Kenyan entrepreneur Linus Wahome began working on ManPro, a digital construction management platform, in 2018. He bootstrapped the company for a year and successfully built a product, but still needed to address gaps in the product-market fit. He was almost out of resources to continue development when he met ViKtoria Business Angel Network (VBAN) investors at an accelerator event.
“ManPro would have definitely gone under by now if we did not have the financial and strategic support from VBAN,” said Wahome. “It is their investment plus that of the co-investors that enabled us to weather this COVID storm with still a bit of runway remaining. And the strategic input on product development was invaluable – with that experienced help, we were confident that we were building the right technology the right way.”
VBAN is just one example of the many emerging angel networks that are providing opportunities for angel investors – individual investors who make relatively small investments to support enterprises through their more high-risk early stages – to collaborate with each other and invest in enterprises like ManPro. The presence of an angel network in a region is beneficial to both investors and entrepreneurs – angel investor members benefit from more connections to promising new enterprises and valuable networking with other investors, while entrepreneurs benefit from a structured way to interface with potential investors. Angel networks also cultivate and activate new angel investors, increasing the pool of private early-stage capital in a region.
“Angel capital is adequately suited to offer the initial support structure that’s requisite to most nascent businesses. The world over, this has been the script that has led to a thriving entrepreneurial economy,” said Jason Musyoka, VBAN Manager.
Having an understanding that entrepreneurship is a key driver of economic development in a region, but that access to sufficient early-stage financial capital remains a challenge for entrepreneurs, the United States Agency for International Development’s (USAID) Partnering to Accelerate Entrepreneurship (PACE) Initiative funded the Center for the Advancement of Social Entrepreneurship (CASE) at Duke University’s Fuqua School of Business in 2018 to research opportunities for development institutions to support angel networks to drive private sector investment in entrepreneurship in Latin America, Middle East/North Africa, and Sub-Saharan Africa. CASE was happy to partner with Millbrook Impact and the Bertha Centre for Social Innovation and Entrepreneurship at the University of Cape Town Graduate School of Business on this initiative.

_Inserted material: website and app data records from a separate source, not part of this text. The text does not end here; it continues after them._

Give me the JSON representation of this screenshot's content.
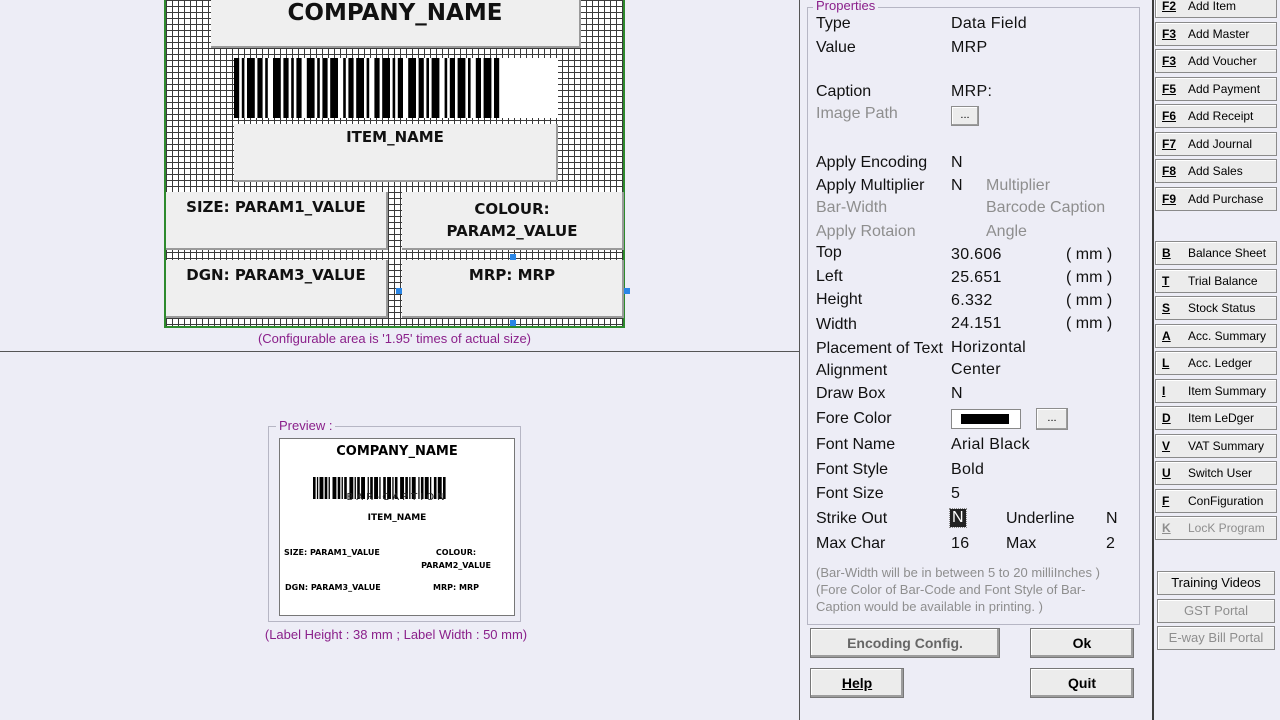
{
  "designer": {
    "fields": {
      "company": "COMPANY_NAME",
      "item": "ITEM_NAME",
      "size": "SIZE: PARAM1_VALUE",
      "colour_line1": "COLOUR:",
      "colour_line2": "PARAM2_VALUE",
      "dgn": "DGN: PARAM3_VALUE",
      "mrp": "MRP: MRP"
    },
    "note": "(Configurable area is '1.95' times of actual size)"
  },
  "preview": {
    "legend": "Preview :",
    "company": "COMPANY_NAME",
    "barcode_caption": "BAR-CAPTION",
    "item": "ITEM_NAME",
    "size": "SIZE: PARAM1_VALUE",
    "colour_line1": "COLOUR:",
    "colour_line2": "PARAM2_VALUE",
    "dgn": "DGN: PARAM3_VALUE",
    "mrp": "MRP: MRP",
    "label_note": "(Label Height : 38 mm ; Label Width : 50 mm)"
  },
  "properties": {
    "legend": "Properties",
    "type_label": "Type",
    "type_value": "Data Field",
    "value_label": "Value",
    "value_value": "MRP",
    "caption_label": "Caption",
    "caption_value": "MRP:",
    "image_path_label": "Image Path",
    "browse_label": "...",
    "apply_encoding_label": "Apply Encoding",
    "apply_encoding_value": "N",
    "apply_multiplier_label": "Apply Multiplier",
    "apply_multiplier_value": "N",
    "multiplier_label": "Multiplier",
    "bar_width_label": "Bar-Width",
    "barcode_caption_label": "Barcode Caption",
    "apply_rotation_label": "Apply Rotaion",
    "angle_label": "Angle",
    "top_label": "Top",
    "top_value": "30.606",
    "left_label": "Left",
    "left_value": "25.651",
    "height_label": "Height",
    "height_value": "6.332",
    "width_label": "Width",
    "width_value": "24.151",
    "unit": "( mm )",
    "placement_label": "Placement of Text",
    "placement_value": "Horizontal",
    "alignment_label": "Alignment",
    "alignment_value": "Center",
    "draw_box_label": "Draw Box",
    "draw_box_value": "N",
    "fore_color_label": "Fore Color",
    "fore_color_swatch": "#000000",
    "fore_color_browse": "...",
    "font_name_label": "Font Name",
    "font_name_value": "Arial Black",
    "font_style_label": "Font Style",
    "font_style_value": "Bold",
    "font_size_label": "Font Size",
    "font_size_value": "5",
    "strike_out_label": "Strike Out",
    "strike_out_value": "N",
    "underline_label": "Underline",
    "underline_value": "N",
    "max_char_label": "Max Char",
    "max_char_value": "16",
    "max_label": "Max",
    "max_value": "2",
    "note_line1": "(Bar-Width will be in between 5 to 20 milliInches )",
    "note_line2": "(Fore Color of Bar-Code and Font Style of Bar-",
    "note_line3": "Caption would be available in printing. )"
  },
  "buttons": {
    "encoding_config": "Encoding Config.",
    "ok": "Ok",
    "help": "Help",
    "quit": "Quit"
  },
  "menu": {
    "function_keys": [
      {
        "key": "F2",
        "label": "Add Item"
      },
      {
        "key": "F3",
        "label": "Add Master"
      },
      {
        "key": "F3",
        "label": "Add Voucher"
      },
      {
        "key": "F5",
        "label": "Add Payment"
      },
      {
        "key": "F6",
        "label": "Add Receipt"
      },
      {
        "key": "F7",
        "label": "Add Journal"
      },
      {
        "key": "F8",
        "label": "Add Sales"
      },
      {
        "key": "F9",
        "label": "Add Purchase"
      }
    ],
    "reports": [
      {
        "key": "B",
        "label": "Balance Sheet"
      },
      {
        "key": "T",
        "label": "Trial Balance"
      },
      {
        "key": "S",
        "label": "Stock Status"
      },
      {
        "key": "A",
        "label": "Acc. Summary"
      },
      {
        "key": "L",
        "label": "Acc. Ledger"
      },
      {
        "key": "I",
        "label": "Item Summary"
      },
      {
        "key": "D",
        "label": "Item LeDger"
      },
      {
        "key": "V",
        "label": "VAT Summary"
      },
      {
        "key": "U",
        "label": "Switch User"
      },
      {
        "key": "F",
        "label": "ConFiguration"
      },
      {
        "key": "K",
        "label": "LocK Program"
      }
    ],
    "training_videos": "Training Videos",
    "gst_portal": "GST Portal",
    "eway_portal": "E-way Bill Portal"
  }
}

After over two years of research and interviews, CASE released Angel Networks in Emerging Markets: A Guide for Development Institutions and five accompanying case studies that profile different angel networks in November 2020. The guide provides recommendations and tools for USAID, development institutions, bilateral and multilateral donors, and other investors to engage with and support angel networks in emerging markets in order to leverage local, private capital to fuel early-stage enterprises.
Below, we outline five recommendations for development institutions that are looking to engage with angel networks. Please read the full report to learn more about the strategies that angel networks are using to overcome challenges specific to their economies and for best practices evidenced across the most promising networks, as well as tools to help facilitate engagement.
5 Ways to Engage With Angel Network
1. FUND: Provide financial support to angel networks
To date, many angel networks have relied on the financial resources and volunteer time of founding leaders to launch, and those embedded in another organization have benefitted from inherent subsidies of some overhead costs through the start-up phase. Thus, grants or sponsorships to support start-up costs are appropriate and potentially catalytic investments where there is sufficient interest and emerging leadership to drive a network launch. Additionally, general operating support and/or sponsorship of specific events or initiatives can enable essential activities and allow network managers to focus on activating capital investment.
2. DE-RISK: Provide investment guarantees or matching and follow on funds for angel investments
Development institutions should consider first-loss guarantees for angel investors’ direct investments to reduce the risk for investors, as this can be particularly helpful in attracting and activating new angel investors. Investment matches and/or follow-on investments are another partnership opportunity for development institutions to catalyze more private capital by sharing risk and reward. These investments leverage the business expertise of angel investors, and “stretch” angel investors’ funds, allowing early-stage companies to reach their target fundraises with smaller checks from each respective angel. This allows those angels to invest in more companies than they otherwise would, and also allows for more diversification in the angels’ portfolios, reducing the inherent risk of angel investing.
3. SUPPORT THE SUPPORTERS: Provide financial support to angel network trade associations
Angel network trade associations, membership organizations of networks in a defined regional geography, play a critical role in angel investor growth and training and data gathering. Grant or sponsorship funding of regional angel associations’ general operating costs and/or specific convening events, educational training materials and workshops, research, or investment and impact tracking efforts can efficiently support region-wide network growth and data gathering.
4. EDUCATE: Fund and disseminate angel training resources
Development institutions can fund the centralized development of materials and workshops, with opportunities to customize for local contexts as needed, as an efficient investment to leverage throughout a region. In addition to resource development, funders can sponsor the dissemination of materials through workshops, training series, conferences, or other platforms in partnership with existing networks and trade associations.
5. SHINE A LIGHT: Lend visibility and convening capacity
Beyond financial support, development institutions can use social capital to support angel network development by visibility-raising, using convening capacity, and leveraging ecosystem relationships.